___ RECORDS SHOWN

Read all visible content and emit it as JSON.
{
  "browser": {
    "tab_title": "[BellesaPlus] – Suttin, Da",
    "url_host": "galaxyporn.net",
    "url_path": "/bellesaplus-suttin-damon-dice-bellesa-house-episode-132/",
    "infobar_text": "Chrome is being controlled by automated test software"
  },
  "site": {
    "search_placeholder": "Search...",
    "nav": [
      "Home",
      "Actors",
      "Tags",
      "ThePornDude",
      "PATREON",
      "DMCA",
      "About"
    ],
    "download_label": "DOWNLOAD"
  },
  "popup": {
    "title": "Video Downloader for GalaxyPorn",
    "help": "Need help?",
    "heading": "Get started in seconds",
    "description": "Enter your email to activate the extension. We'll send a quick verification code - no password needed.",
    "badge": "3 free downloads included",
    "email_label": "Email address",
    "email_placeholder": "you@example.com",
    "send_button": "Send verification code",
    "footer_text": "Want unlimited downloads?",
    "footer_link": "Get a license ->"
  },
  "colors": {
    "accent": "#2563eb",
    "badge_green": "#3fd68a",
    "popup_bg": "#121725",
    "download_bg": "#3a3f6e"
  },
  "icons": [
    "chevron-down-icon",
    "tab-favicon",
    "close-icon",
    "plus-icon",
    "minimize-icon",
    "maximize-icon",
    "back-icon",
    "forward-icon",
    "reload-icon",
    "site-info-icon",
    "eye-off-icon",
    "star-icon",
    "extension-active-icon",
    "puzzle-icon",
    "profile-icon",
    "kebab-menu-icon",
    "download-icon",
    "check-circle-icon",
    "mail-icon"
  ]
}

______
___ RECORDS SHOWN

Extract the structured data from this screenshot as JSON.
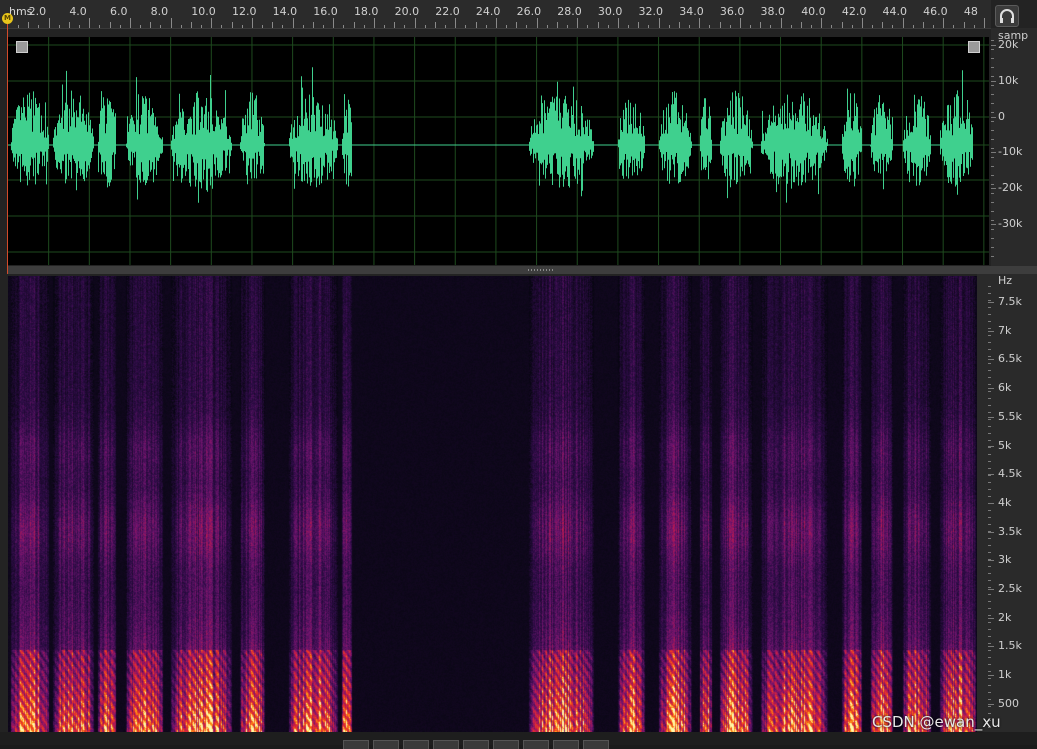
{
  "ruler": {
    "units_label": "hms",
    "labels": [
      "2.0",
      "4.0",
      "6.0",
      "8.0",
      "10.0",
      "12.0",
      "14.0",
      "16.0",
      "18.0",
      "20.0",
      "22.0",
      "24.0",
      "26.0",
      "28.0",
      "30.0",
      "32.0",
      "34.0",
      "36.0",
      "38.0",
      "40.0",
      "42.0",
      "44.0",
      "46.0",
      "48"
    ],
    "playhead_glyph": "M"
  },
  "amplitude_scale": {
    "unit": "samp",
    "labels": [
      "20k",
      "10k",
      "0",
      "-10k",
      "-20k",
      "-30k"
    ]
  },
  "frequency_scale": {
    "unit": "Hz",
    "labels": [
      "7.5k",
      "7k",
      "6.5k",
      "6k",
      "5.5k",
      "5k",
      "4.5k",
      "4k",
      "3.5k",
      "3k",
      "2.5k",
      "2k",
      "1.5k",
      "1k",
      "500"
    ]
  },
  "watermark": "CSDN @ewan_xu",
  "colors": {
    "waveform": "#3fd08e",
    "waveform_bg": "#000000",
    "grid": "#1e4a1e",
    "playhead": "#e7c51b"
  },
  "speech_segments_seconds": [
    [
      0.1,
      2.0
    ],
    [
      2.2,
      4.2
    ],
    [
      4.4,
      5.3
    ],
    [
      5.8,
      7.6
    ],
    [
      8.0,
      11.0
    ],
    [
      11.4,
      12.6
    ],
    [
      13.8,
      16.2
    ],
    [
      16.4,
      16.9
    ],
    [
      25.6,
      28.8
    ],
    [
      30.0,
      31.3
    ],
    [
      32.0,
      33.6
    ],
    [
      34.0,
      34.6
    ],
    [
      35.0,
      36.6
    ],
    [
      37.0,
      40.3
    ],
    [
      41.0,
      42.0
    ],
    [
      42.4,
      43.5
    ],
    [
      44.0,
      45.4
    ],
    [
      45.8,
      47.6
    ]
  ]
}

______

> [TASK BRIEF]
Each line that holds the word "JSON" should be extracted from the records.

> [COMPLETED EXERCISE]
Read all visible content and emit it as JSON.
Extract the structured data from this screenshot as JSON.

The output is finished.